During my twenties, I had the coolest boss. Handsome, hard-headed, capable and curious, he was a windsurfer, a motorcycle-driver and an incurable devil’s advocate.
For our seven years as colleagues, I was a star resource, but Steve often bemoaned two of my big failings: my need for confidence; and my need to chill.
This week, on this blog, Steve may have helped with the latter.
When I’m dithered by diet decisions or fretting over family fiascoes impending or past, I’m going to repeat my new Steve-supplied mantra, “Andrea needs to care less”.
Its third-person perspective seems to squeeze issues down to a less scary size.
Maybe I’ll be chill yet.
The Wild Oat.
I’ve had a lot of firsts since chemo ended, but the only one to make me cry was my first visit back to The Oat. And I cried just as hard at my second.

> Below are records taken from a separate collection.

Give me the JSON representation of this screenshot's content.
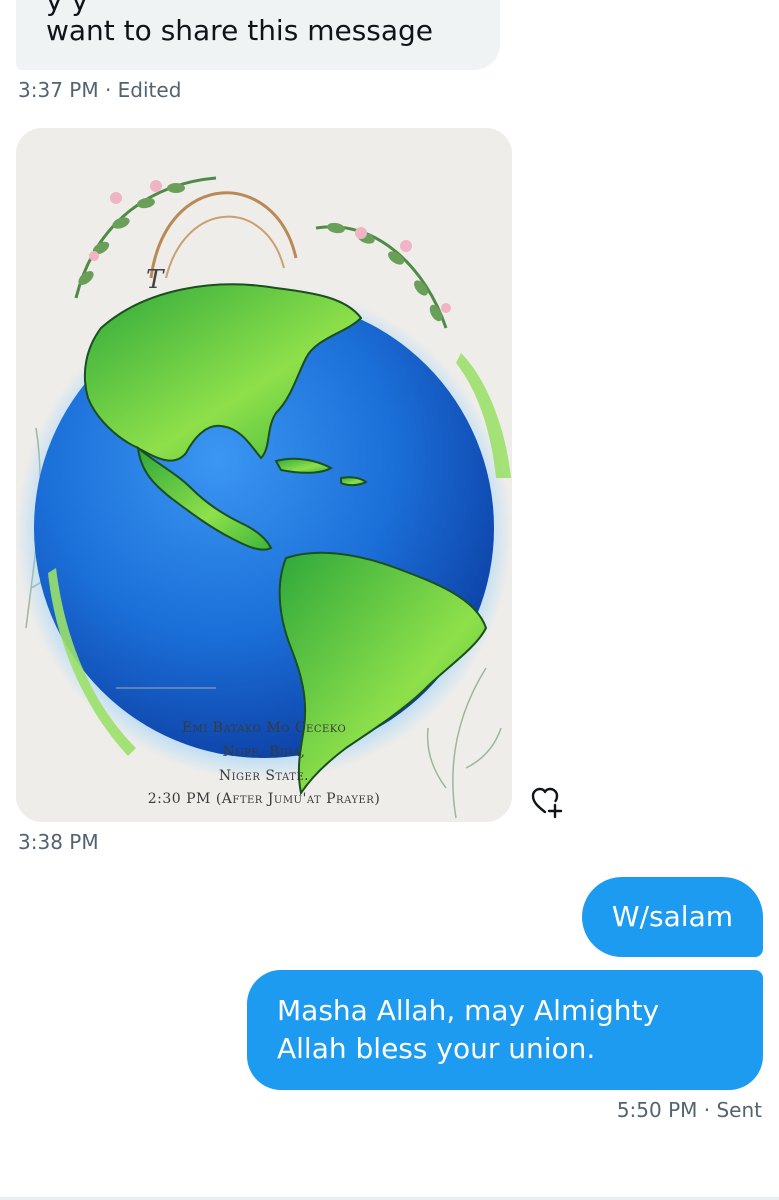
{
  "messages": {
    "received_text": {
      "prev_line_partial": "y                              y",
      "line": "want to share this message",
      "meta": "3:37 PM · Edited"
    },
    "received_image": {
      "invitation_lines": [
        "Emi Batako Mo      Ceceko",
        "Nupe, Bida,",
        "Niger State.",
        "2:30 PM (After Jumu'at Prayer)"
      ],
      "meta": "3:38 PM",
      "react_icon": "heart-plus-icon"
    },
    "sent": [
      {
        "text": "W/salam"
      },
      {
        "text": "Masha Allah, may Almighty Allah bless your union."
      }
    ],
    "sent_meta": "5:50 PM · Sent"
  },
  "colors": {
    "sent_bubble": "#1d9bf0",
    "received_bubble": "#eff3f4",
    "meta_text": "#536471",
    "ocean": "#1c6fd8",
    "land": "#7ed957"
  }
}
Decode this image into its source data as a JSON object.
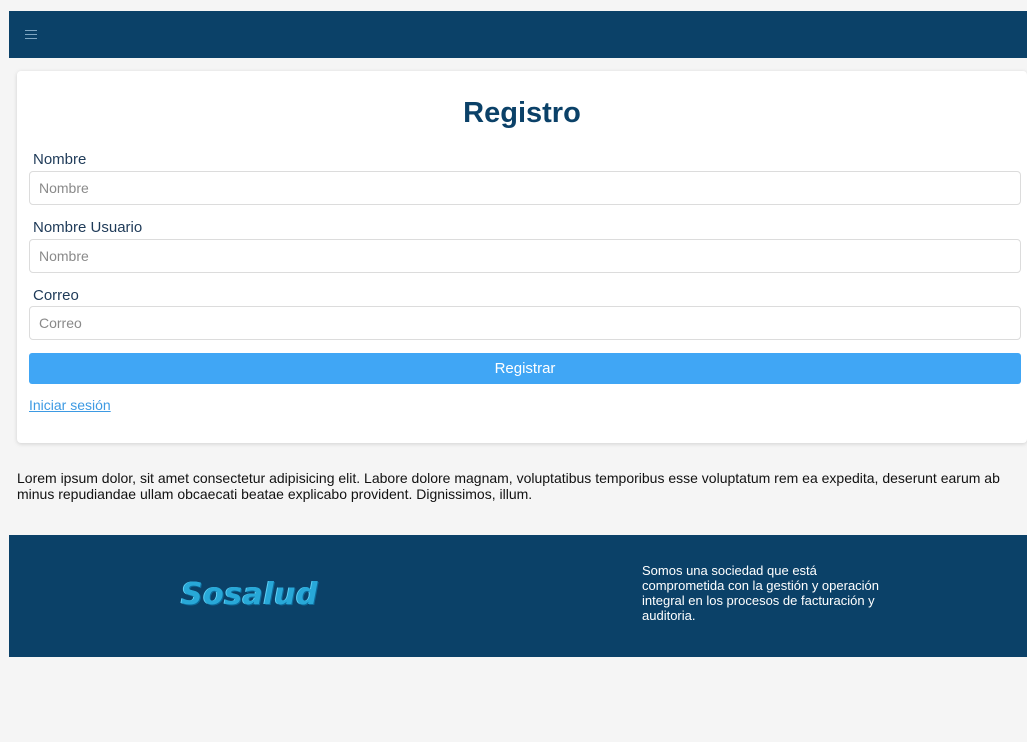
{
  "header": {
    "menu_icon": "hamburger-icon"
  },
  "form": {
    "title": "Registro",
    "fields": [
      {
        "label": "Nombre",
        "placeholder": "Nombre",
        "value": ""
      },
      {
        "label": "Nombre Usuario",
        "placeholder": "Nombre",
        "value": ""
      },
      {
        "label": "Correo",
        "placeholder": "Correo",
        "value": ""
      }
    ],
    "submit_label": "Registrar",
    "login_link": "Iniciar sesión"
  },
  "intro_text": "Lorem ipsum dolor, sit amet consectetur adipisicing elit. Labore dolore magnam, voluptatibus temporibus esse voluptatum rem ea expedita, deserunt earum ab minus repudiandae ullam obcaecati beatae explicabo provident. Dignissimos, illum.",
  "footer": {
    "logo_text": "Sosalud",
    "description": "Somos una sociedad que está comprometida con la gestión y operación integral en los procesos de facturación y auditoria."
  },
  "colors": {
    "brand_dark": "#0b4168",
    "button": "#40a6f5",
    "link": "#3d9ae3",
    "background": "#f5f5f5"
  }
}
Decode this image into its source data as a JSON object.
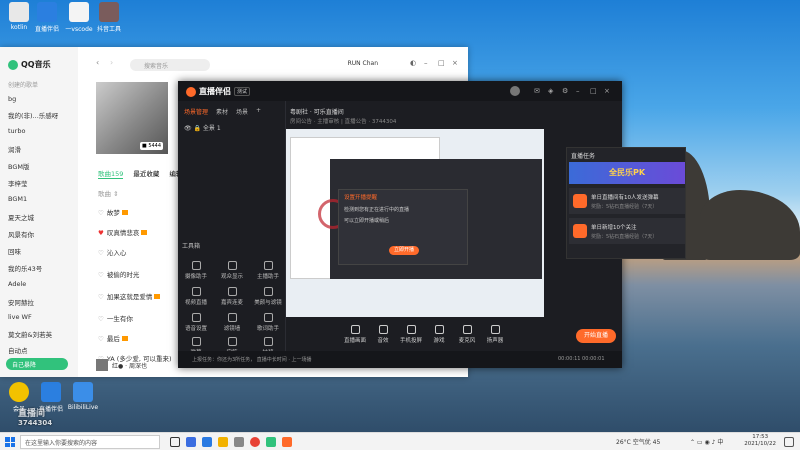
{
  "desktop": {
    "icons_top": [
      {
        "label": "kotlin"
      },
      {
        "label": "直播伴侣"
      },
      {
        "label": "一vscode"
      },
      {
        "label": "抖音工具"
      }
    ],
    "icons_bottom": [
      {
        "label": "会员"
      },
      {
        "label": "直播伴侣"
      },
      {
        "label": "BilibiliLive"
      }
    ],
    "watermark": {
      "line1": "直播间",
      "line2": "3744304"
    }
  },
  "qq": {
    "app_name": "QQ音乐",
    "sidebar_section": "创建的歌单",
    "sidebar_items": [
      "bg",
      "我的(非)...乐感呀",
      "turbo",
      "润滑",
      "BGM版",
      "李梓莹",
      "BGM1",
      "夏天之城",
      "风景有你",
      "回味",
      "我的乐43号",
      "Adele",
      "安阿赫拉",
      "live WF",
      "莫文蔚&刘若英",
      "自动点"
    ],
    "cta": "自己暴降",
    "search_placeholder": "搜索音乐",
    "user_name": "RUN Chan",
    "tag": "■ 5444",
    "tabs": [
      "歌曲159",
      "最近收藏",
      "编辑"
    ],
    "list_header": "歌曲 ⇕",
    "songs": [
      "故梦",
      "叹真情悲哀",
      "沁入心",
      "被偷的时光",
      "加果这就是爱情",
      "一生有你",
      "最后",
      "YA (多少爱, 可以重来)"
    ],
    "now_playing": "红●  · 周深也"
  },
  "zb": {
    "app_name": "直播伴侣",
    "version": "测试",
    "left_tabs": [
      "场景管理",
      "素材",
      "场景"
    ],
    "scene": "全景 1",
    "tools_title": "工具箱",
    "tools": [
      "摄像助手",
      "观众显示",
      "主播助手",
      "视频直播",
      "嘉宾连麦",
      "美颜与滤镜",
      "语音设置",
      "滤镜墙",
      "歌词助手",
      "弹幕",
      "宝箱",
      "抽奖"
    ],
    "room_title": "粤剧社 · 可乐直播间",
    "room_sub": "房间公告 · 主播审核 | 直播公告 · 3744304",
    "dialog": {
      "title": "设置开播提醒",
      "text1": "检测到您有正在进行中的直播",
      "text2": "可以立即开播或稍后",
      "button": "立即开播"
    },
    "task_panel": {
      "title": "直播任务",
      "banner": "全民乐PK",
      "tasks": [
        {
          "name": "单日直播间有10人发送弹幕",
          "sub": "奖励：5钻石直播经验（7天）"
        },
        {
          "name": "单日新增10个关注",
          "sub": "奖励：5钻石直播经验（7天）"
        }
      ]
    },
    "bottom_tools": [
      "直播画面",
      "音效",
      "手机投屏",
      "游戏",
      "麦克风",
      "扬声器"
    ],
    "start_live": "开始直播",
    "status_left": "上报任务：你还为3所任务， 直播中长时间  · 上一场播",
    "status_right": "00:00:11   00:00:01"
  },
  "taskbar": {
    "search_placeholder": "在这里输入你要搜索的内容",
    "weather": "26°C 空气优 45",
    "time": "17:53",
    "date": "2021/10/22"
  },
  "colors": {
    "qq_green": "#31c27c",
    "zb_orange": "#ff6a2a",
    "taskbar": "#f3f3f3"
  }
}
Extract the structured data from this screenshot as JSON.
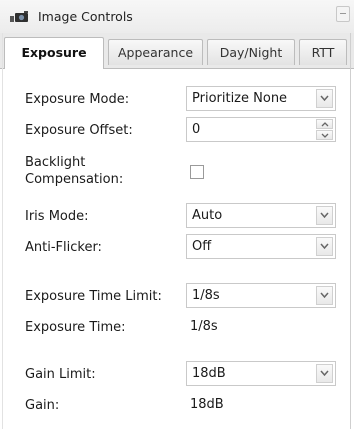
{
  "window": {
    "title": "Image Controls"
  },
  "tabs": [
    {
      "label": "Exposure",
      "active": true
    },
    {
      "label": "Appearance",
      "active": false
    },
    {
      "label": "Day/Night",
      "active": false
    },
    {
      "label": "RTT",
      "active": false
    }
  ],
  "fields": {
    "exposure_mode": {
      "label": "Exposure Mode:",
      "value": "Prioritize None"
    },
    "exposure_offset": {
      "label": "Exposure Offset:",
      "value": "0"
    },
    "backlight": {
      "label_line1": "Backlight",
      "label_line2": "Compensation:",
      "checked": false
    },
    "iris_mode": {
      "label": "Iris Mode:",
      "value": "Auto"
    },
    "anti_flicker": {
      "label": "Anti-Flicker:",
      "value": "Off"
    },
    "exposure_time_limit": {
      "label": "Exposure Time Limit:",
      "value": "1/8s"
    },
    "exposure_time": {
      "label": "Exposure Time:",
      "value": "1/8s"
    },
    "gain_limit": {
      "label": "Gain Limit:",
      "value": "18dB"
    },
    "gain": {
      "label": "Gain:",
      "value": "18dB"
    }
  },
  "colors": {
    "tab_active_bg": "#ffffff",
    "tab_bg": "#e3e3e3",
    "border": "#c9c9c9"
  }
}
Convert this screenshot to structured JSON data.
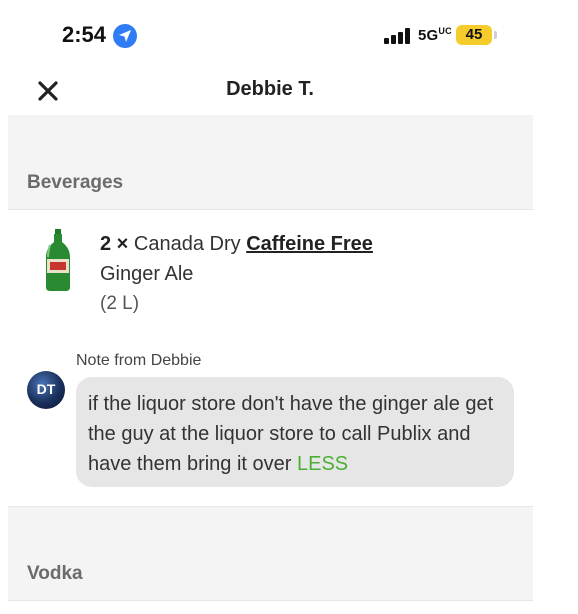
{
  "status_bar": {
    "time": "2:54",
    "network": "5G",
    "network_sup": "UC",
    "battery": "45",
    "battery_color": "#f5cc2c"
  },
  "header": {
    "title": "Debbie T.",
    "close_icon": "close-icon"
  },
  "sections": {
    "beverages": "Beverages",
    "vodka": "Vodka"
  },
  "item": {
    "quantity": "2 ×",
    "name_prefix": "Canada Dry",
    "name_highlight": "Caffeine Free",
    "name_line2": "Ginger Ale",
    "size": "(2 L)",
    "image_icon": "ginger-ale-bottle"
  },
  "note": {
    "label": "Note from Debbie",
    "avatar_initials": "DT",
    "text": "if the liquor store don't have the ginger ale get the guy at the liquor store to call Publix and have them bring it over",
    "toggle": "LESS",
    "toggle_color": "#4caf35"
  }
}
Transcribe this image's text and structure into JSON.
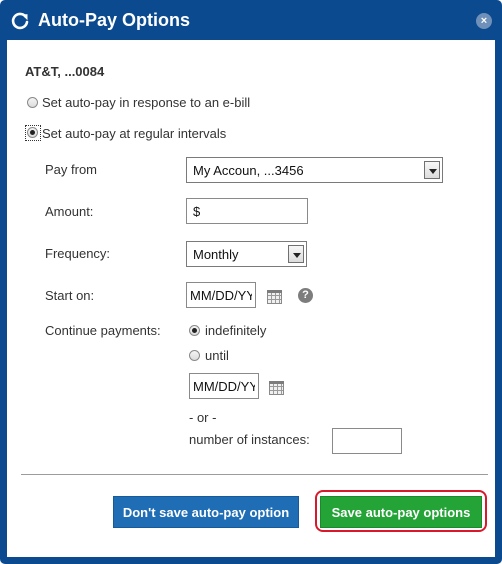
{
  "dialog": {
    "title": "Auto-Pay Options",
    "close_label": "×"
  },
  "account": {
    "name": "AT&T, ...0084"
  },
  "autopay_modes": [
    {
      "label": "Set auto-pay in response to an e-bill",
      "selected": false
    },
    {
      "label": "Set auto-pay at regular intervals",
      "selected": true
    }
  ],
  "form": {
    "pay_from": {
      "label": "Pay from",
      "value": "My Accoun, ...3456"
    },
    "amount": {
      "label": "Amount:",
      "value": "$"
    },
    "frequency": {
      "label": "Frequency:",
      "value": "Monthly"
    },
    "start_on": {
      "label": "Start on:",
      "placeholder": "MM/DD/YY",
      "help": "?"
    },
    "continue": {
      "label": "Continue payments:",
      "options": [
        {
          "label": "indefinitely",
          "selected": true
        },
        {
          "label": "until",
          "selected": false
        }
      ],
      "until_placeholder": "MM/DD/YY",
      "or_text": "- or -",
      "instances_label": "number of instances:",
      "instances_value": ""
    }
  },
  "buttons": {
    "dont_save": "Don't save auto-pay option",
    "save": "Save auto-pay options"
  },
  "colors": {
    "frame": "#0b4a8f",
    "primary_button": "#1f6db4",
    "save_button": "#24a337",
    "highlight_ring": "#d8192c"
  },
  "icons": {
    "title": "refresh-icon",
    "close": "close-icon",
    "calendar": "calendar-icon",
    "help": "help-icon"
  }
}
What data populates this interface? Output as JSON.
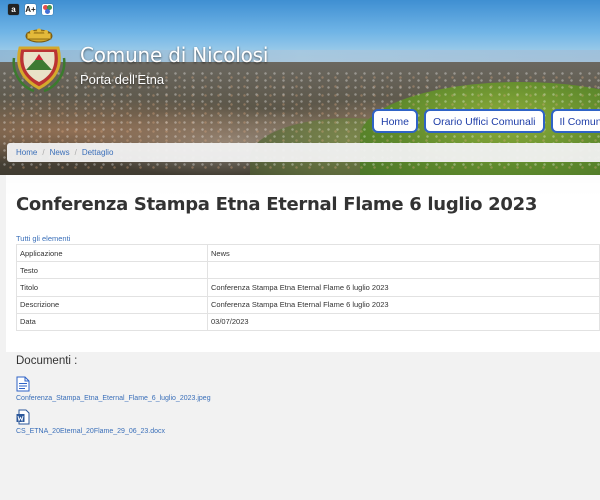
{
  "accessibility": {
    "contrast_label": "a",
    "font_size_label": "A+",
    "color_label": "colori"
  },
  "header": {
    "title": "Comune di Nicolosi",
    "subtitle": "Porta dell'Etna",
    "logo_icon": "coat-of-arms-icon"
  },
  "nav": {
    "items": [
      {
        "label": "Home"
      },
      {
        "label": "Orario Uffici Comunali"
      },
      {
        "label": "Il Comune"
      }
    ]
  },
  "breadcrumb": {
    "items": [
      {
        "label": "Home"
      },
      {
        "label": "News"
      },
      {
        "label": "Dettaglio"
      }
    ],
    "separator": "/"
  },
  "main": {
    "title": "Conferenza Stampa Etna Eternal Flame 6 luglio 2023",
    "all_items_link": "Tutti gli elementi",
    "rows": [
      {
        "key": "Applicazione",
        "value": "News"
      },
      {
        "key": "Testo",
        "value": ""
      },
      {
        "key": "Titolo",
        "value": "Conferenza Stampa Etna Eternal Flame 6 luglio 2023"
      },
      {
        "key": "Descrizione",
        "value": "Conferenza Stampa Etna Eternal Flame 6 luglio 2023"
      },
      {
        "key": "Data",
        "value": "03/07/2023"
      }
    ]
  },
  "documents": {
    "title": "Documenti :",
    "files": [
      {
        "name": "Conferenza_Stampa_Etna_Eternal_Flame_6_luglio_2023.jpeg",
        "icon": "file-image-icon"
      },
      {
        "name": "CS_ETNA_20Eternal_20Flame_29_06_23.docx",
        "icon": "word-doc-icon"
      }
    ]
  },
  "colors": {
    "nav_border": "#2f63c6",
    "nav_text": "#1f3ea8",
    "link": "#3a6fb9",
    "page_bg": "#f2f2f2"
  }
}
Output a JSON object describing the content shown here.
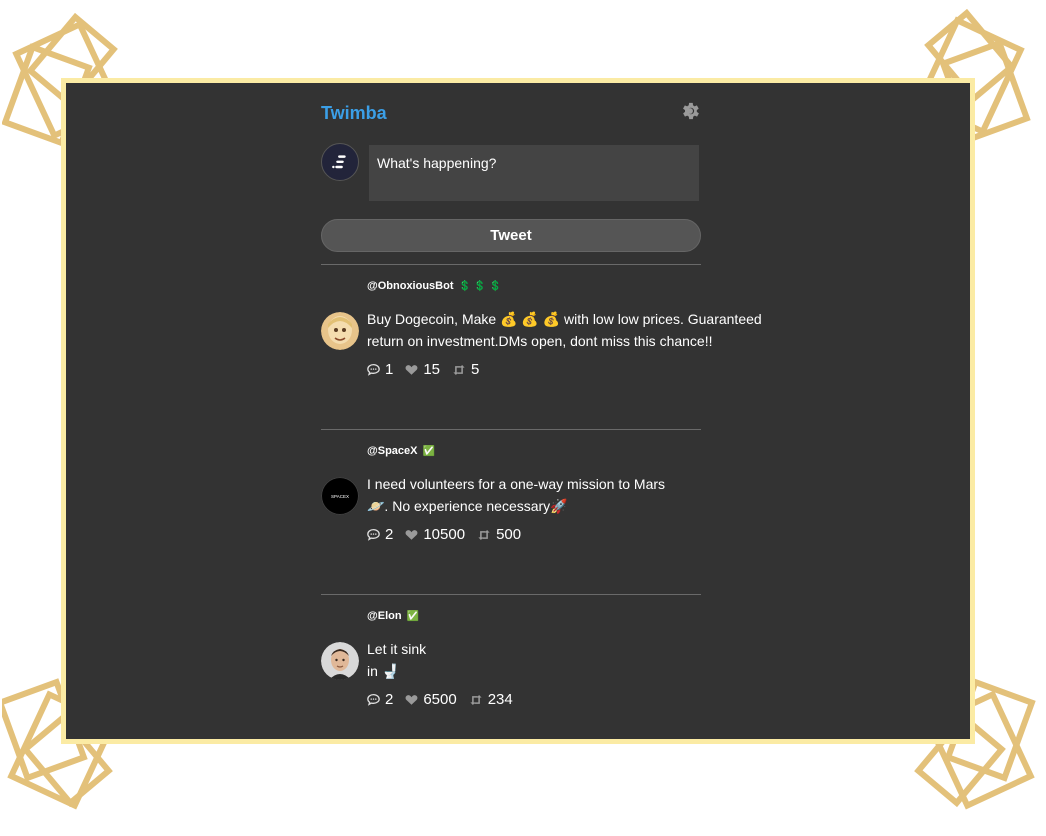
{
  "brand": "Twimba",
  "compose": {
    "placeholder": "What's happening?",
    "button_label": "Tweet"
  },
  "icons": {
    "settings": "gear-icon",
    "reply": "speech-bubble-icon",
    "like": "heart-icon",
    "retweet": "retweet-icon"
  },
  "colors": {
    "accent": "#3b9fe7",
    "background": "#333333",
    "frame_border": "#fbeba4",
    "decoration": "#e3c17a"
  },
  "tweets": [
    {
      "handle": "@ObnoxiousBot",
      "badge": "💲 💲 💲",
      "text": "Buy Dogecoin, Make 💰 💰 💰 with low low prices. Guaranteed\nreturn on investment.DMs open, dont miss this chance!!",
      "replies": "1",
      "likes": "15",
      "retweets": "5"
    },
    {
      "handle": "@SpaceX",
      "badge": "✅",
      "text": "I need volunteers for a one-way mission to Mars\n🪐. No experience necessary🚀",
      "avatar_label": "SPACEX",
      "replies": "2",
      "likes": "10500",
      "retweets": "500"
    },
    {
      "handle": "@Elon",
      "badge": "✅",
      "text": "Let it sink\nin 🚽",
      "replies": "2",
      "likes": "6500",
      "retweets": "234"
    }
  ]
}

The Wild Oat was our family’s cozy oasis — every day — for more than three years.
Its earthy attitude, funky, friendly staff and unbeatable organic coffee, baked goods and meals were well worth the line-up each weekend for breakfast.
Its mellow, homey atmosphere and steaming espresso machine sang backup each weekday morning as Mark and I recorded our daily discussion for Just One More Book.
We knew the staff. We knew the customers. All four of us felt completely at home.
Right up to my diagnosis.
I cry for the pre-c freedom The Oat represents. For our lost podcast. For my lost employment. And for the carefree morning “dates” that Mark and I enjoyed each day before work.
Still, happiness is The Wild Oat.
Peanut butter causes cancer* ?
I’ve been blissfully binging on this delicious protein while trying to avoid sugar and dairy.
I may as well have been drinking red wine.
* According to Food For Breast Cancer.